Domestic violence and other types of violent relationships are based on power and control. If one partner feels the need to dominate the other in any shape or form, it is significantly more likely a relationship will turn violent. Research has shown that people with abusive tendencies generally turn violent when they feel out of control. The Power and Control Wheel, originally developed by the Domestic Abuse Intervention Project in Duluth, Minnesota, shows the abusive and violent pattern perpetrators use to get and maintain power and control.
It is possible an abuser may have witnessed domestic violence during childhood and understood violence to be a way to maintain control within a family.
Major life changes
An increased risk of domestic violence may occur during a significant shift in life, such as pregnancy or a family member’s illness. The perpetrator may feel left out or neglected and looks to find control in these situations.
Job loss, housing foreclosures, or debt can increase stress levels at home, which can lead to violence. Financial difficulties can also limit options for survivors to seek safety or escape.

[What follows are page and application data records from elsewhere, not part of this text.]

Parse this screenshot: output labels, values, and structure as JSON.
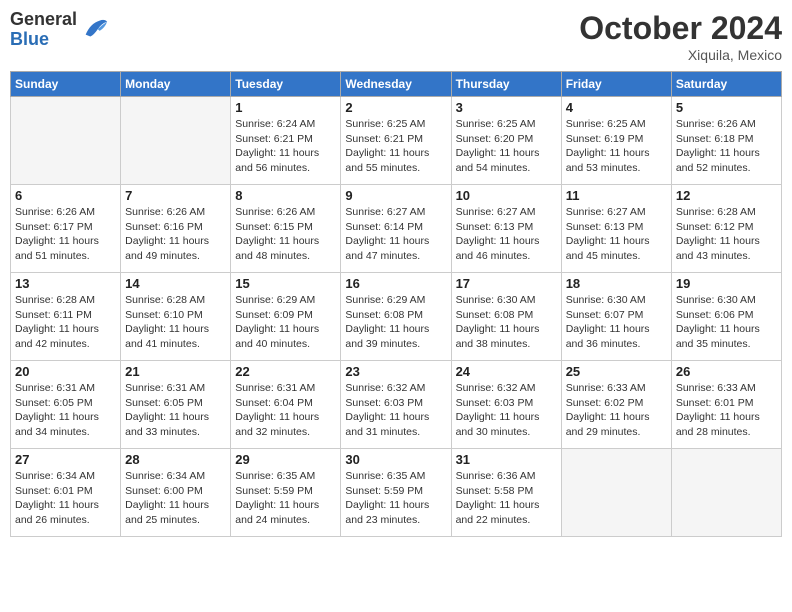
{
  "header": {
    "logo": {
      "general": "General",
      "blue": "Blue"
    },
    "title": "October 2024",
    "location": "Xiquila, Mexico"
  },
  "calendar": {
    "days_of_week": [
      "Sunday",
      "Monday",
      "Tuesday",
      "Wednesday",
      "Thursday",
      "Friday",
      "Saturday"
    ],
    "weeks": [
      [
        {
          "day": "",
          "empty": true
        },
        {
          "day": "",
          "empty": true
        },
        {
          "day": "1",
          "sunrise": "6:24 AM",
          "sunset": "6:21 PM",
          "daylight": "11 hours and 56 minutes."
        },
        {
          "day": "2",
          "sunrise": "6:25 AM",
          "sunset": "6:21 PM",
          "daylight": "11 hours and 55 minutes."
        },
        {
          "day": "3",
          "sunrise": "6:25 AM",
          "sunset": "6:20 PM",
          "daylight": "11 hours and 54 minutes."
        },
        {
          "day": "4",
          "sunrise": "6:25 AM",
          "sunset": "6:19 PM",
          "daylight": "11 hours and 53 minutes."
        },
        {
          "day": "5",
          "sunrise": "6:26 AM",
          "sunset": "6:18 PM",
          "daylight": "11 hours and 52 minutes."
        }
      ],
      [
        {
          "day": "6",
          "sunrise": "6:26 AM",
          "sunset": "6:17 PM",
          "daylight": "11 hours and 51 minutes."
        },
        {
          "day": "7",
          "sunrise": "6:26 AM",
          "sunset": "6:16 PM",
          "daylight": "11 hours and 49 minutes."
        },
        {
          "day": "8",
          "sunrise": "6:26 AM",
          "sunset": "6:15 PM",
          "daylight": "11 hours and 48 minutes."
        },
        {
          "day": "9",
          "sunrise": "6:27 AM",
          "sunset": "6:14 PM",
          "daylight": "11 hours and 47 minutes."
        },
        {
          "day": "10",
          "sunrise": "6:27 AM",
          "sunset": "6:13 PM",
          "daylight": "11 hours and 46 minutes."
        },
        {
          "day": "11",
          "sunrise": "6:27 AM",
          "sunset": "6:13 PM",
          "daylight": "11 hours and 45 minutes."
        },
        {
          "day": "12",
          "sunrise": "6:28 AM",
          "sunset": "6:12 PM",
          "daylight": "11 hours and 43 minutes."
        }
      ],
      [
        {
          "day": "13",
          "sunrise": "6:28 AM",
          "sunset": "6:11 PM",
          "daylight": "11 hours and 42 minutes."
        },
        {
          "day": "14",
          "sunrise": "6:28 AM",
          "sunset": "6:10 PM",
          "daylight": "11 hours and 41 minutes."
        },
        {
          "day": "15",
          "sunrise": "6:29 AM",
          "sunset": "6:09 PM",
          "daylight": "11 hours and 40 minutes."
        },
        {
          "day": "16",
          "sunrise": "6:29 AM",
          "sunset": "6:08 PM",
          "daylight": "11 hours and 39 minutes."
        },
        {
          "day": "17",
          "sunrise": "6:30 AM",
          "sunset": "6:08 PM",
          "daylight": "11 hours and 38 minutes."
        },
        {
          "day": "18",
          "sunrise": "6:30 AM",
          "sunset": "6:07 PM",
          "daylight": "11 hours and 36 minutes."
        },
        {
          "day": "19",
          "sunrise": "6:30 AM",
          "sunset": "6:06 PM",
          "daylight": "11 hours and 35 minutes."
        }
      ],
      [
        {
          "day": "20",
          "sunrise": "6:31 AM",
          "sunset": "6:05 PM",
          "daylight": "11 hours and 34 minutes."
        },
        {
          "day": "21",
          "sunrise": "6:31 AM",
          "sunset": "6:05 PM",
          "daylight": "11 hours and 33 minutes."
        },
        {
          "day": "22",
          "sunrise": "6:31 AM",
          "sunset": "6:04 PM",
          "daylight": "11 hours and 32 minutes."
        },
        {
          "day": "23",
          "sunrise": "6:32 AM",
          "sunset": "6:03 PM",
          "daylight": "11 hours and 31 minutes."
        },
        {
          "day": "24",
          "sunrise": "6:32 AM",
          "sunset": "6:03 PM",
          "daylight": "11 hours and 30 minutes."
        },
        {
          "day": "25",
          "sunrise": "6:33 AM",
          "sunset": "6:02 PM",
          "daylight": "11 hours and 29 minutes."
        },
        {
          "day": "26",
          "sunrise": "6:33 AM",
          "sunset": "6:01 PM",
          "daylight": "11 hours and 28 minutes."
        }
      ],
      [
        {
          "day": "27",
          "sunrise": "6:34 AM",
          "sunset": "6:01 PM",
          "daylight": "11 hours and 26 minutes."
        },
        {
          "day": "28",
          "sunrise": "6:34 AM",
          "sunset": "6:00 PM",
          "daylight": "11 hours and 25 minutes."
        },
        {
          "day": "29",
          "sunrise": "6:35 AM",
          "sunset": "5:59 PM",
          "daylight": "11 hours and 24 minutes."
        },
        {
          "day": "30",
          "sunrise": "6:35 AM",
          "sunset": "5:59 PM",
          "daylight": "11 hours and 23 minutes."
        },
        {
          "day": "31",
          "sunrise": "6:36 AM",
          "sunset": "5:58 PM",
          "daylight": "11 hours and 22 minutes."
        },
        {
          "day": "",
          "empty": true
        },
        {
          "day": "",
          "empty": true
        }
      ]
    ],
    "labels": {
      "sunrise": "Sunrise:",
      "sunset": "Sunset:",
      "daylight": "Daylight:"
    }
  }
}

Victims may try to leave the relationship causing the perpetrator to become more abusive to maintain control. The abuser may feel abandoned or insecure creating a greater risk for abuse for victims.